If happiness were like The flowers of June then I would take The best of them, roses and columbine, The lilies, and bind them in your hair.
Not only that, but the good and the bad times she's had, is having, will have - this is what the love she has is like. I am here Inezilda, I am her 'neath your room. But were you in my arms, dear love, The happiness would take my breath away, No thought could match that ecstasy, No song encompass it, no other worlds. This was the first ever poem I posted on instagram. Sidney describes how Cupid hoped to obtain fire from Stella: In love you seem to glide, find airy pathways no-one else has tried, while both your feet stay firmly on the ground. When at the sewing frame you sit Diligently bending over it, Your hair and eyelids lowering, Then in amazement I sit wondering, Tenderly, silently, like a child.
They are not more beautiful but they add Meaning to my love. For all our words Are short and lame of breath and stumble, And you surpass them though I know not why.

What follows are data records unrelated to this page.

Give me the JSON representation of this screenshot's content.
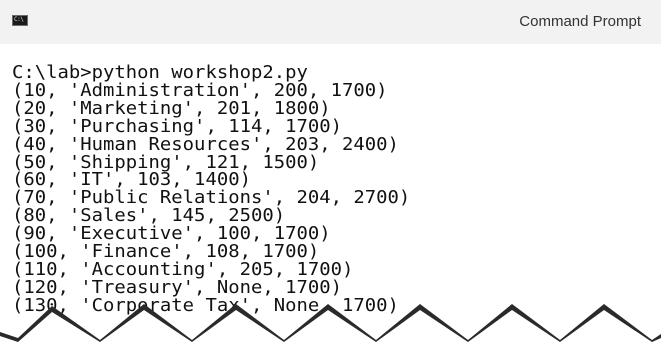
{
  "window": {
    "title": "Command Prompt",
    "icon": "console-app-icon",
    "icon_glyph": "C:\\",
    "colors": {
      "titlebar": "#f2f2f2",
      "background": "#ffffff",
      "text": "#111111"
    }
  },
  "console": {
    "lines": [
      "C:\\lab>python workshop2.py",
      "(10, 'Administration', 200, 1700)",
      "(20, 'Marketing', 201, 1800)",
      "(30, 'Purchasing', 114, 1700)",
      "(40, 'Human Resources', 203, 2400)",
      "(50, 'Shipping', 121, 1500)",
      "(60, 'IT', 103, 1400)",
      "(70, 'Public Relations', 204, 2700)",
      "(80, 'Sales', 145, 2500)",
      "(90, 'Executive', 100, 1700)",
      "(100, 'Finance', 108, 1700)",
      "(110, 'Accounting', 205, 1700)",
      "(120, 'Treasury', None, 1700)",
      "(130, 'Corporate Tax', None, 1700)"
    ]
  }
}
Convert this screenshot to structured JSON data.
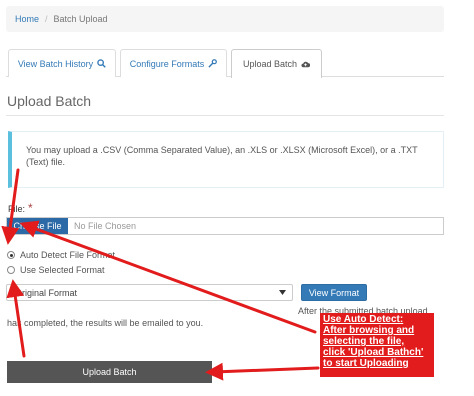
{
  "breadcrumb": {
    "home": "Home",
    "separator": "/",
    "current": "Batch Upload"
  },
  "tabs": [
    {
      "label": "View Batch History",
      "icon": "search-icon"
    },
    {
      "label": "Configure Formats",
      "icon": "wrench-icon"
    },
    {
      "label": "Upload Batch",
      "icon": "cloud-upload-icon"
    }
  ],
  "page_title": "Upload Batch",
  "info_text": "You may upload a .CSV (Comma Separated Value), an .XLS or .XLSX (Microsoft Excel), or a .TXT (Text) file.",
  "file": {
    "label": "File:",
    "required_mark": "*",
    "choose_label": "Choose File",
    "no_file": "No File Chosen"
  },
  "radios": [
    {
      "label": "Auto Detect File Format",
      "checked": true
    },
    {
      "label": "Use Selected Format",
      "checked": false
    }
  ],
  "format_select": {
    "value": "Original Format"
  },
  "view_format_label": "View Format",
  "after_text": "After the submitted batch upload",
  "completed_text": "has completed, the results will be emailed to you.",
  "upload_button": "Upload Batch",
  "callout": {
    "lines": [
      "Use Auto Detect:",
      "After browsing and",
      "selecting the file,",
      "click 'Upload Bathch'",
      "to start Uploading"
    ]
  },
  "colors": {
    "link": "#337ab7",
    "info_border": "#5bc0de",
    "annotation": "#e21c1c",
    "upload_button": "#555555"
  }
}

That night we lay on the dark brown carpet and you told me that expected thing I closed my eyes and tried to do the soft and mutable equation of what we do and what we promise to do and I just couldn't think for the sound of strange doors opening and old ones closing. You know I'm not good with figures even when the world is still and calm. But now I will answer you as best I can: We rehearse our dreams before we dream them and it has the mystifying smell of strange flowers.
We are the oceans we are the shores we allow desires, they rise and fall dreams outlive dreams as we solicit the solitude of the moon. O come, my life's delight! Let me not in languour pine! Love loves no delay; thy sight, The more delayed, the more divine!
O come, and take from me The pain of being deprived of thee! Thou all sweetness dost enclose! Like a little world of bliss: Beauty guards thy looks. The rose In them, pure and eternal is. Shall I come, sweet love! Shall I not excluded be? Will you find no feigned let? Do not mock me in thy bed!
While these cold nights freeze me dead. I can tell you how it rains on a summer day and make you feel it fall on your window pane-- I--your woman, a poet--have such powers. I can write for you alone, on a wordless universe and make you feel my god, to whom I can belong more than once-- I -- your woman , a poet -- can make you immortal with a song.
But rather restore it mannerly, Since that I do ask it thus honestly ; For to lose it, it sitteth me too near; Help me to seek. Alas and is there no remedy? But have I thus lost it wilfully? I wis it was a thing all too dear To be bestowed, and wist not where: It was mine heart, I pray you heartily Help me to seek. Come live with me and be my love, And we will all the pleasures prove That hills and valleys, dales and fields, Or woods or steepy mountain yields. And we will sit upon the rocks, And see the shepherds feed their flocks By shallow rivers, to whose falls Melodious birds sing madrigals.
And I will make thee beds of roses And a thousand fragrant posies; A cap of flowers and a kirtle Embroidered all with leaves of myrtle.
A belt of straw and ivy buds With coral clasps and amber studs: And if these pleasures may thee move, Come live with me and be my love. The shepherd swains shall dance and sing For thy delight each May morning.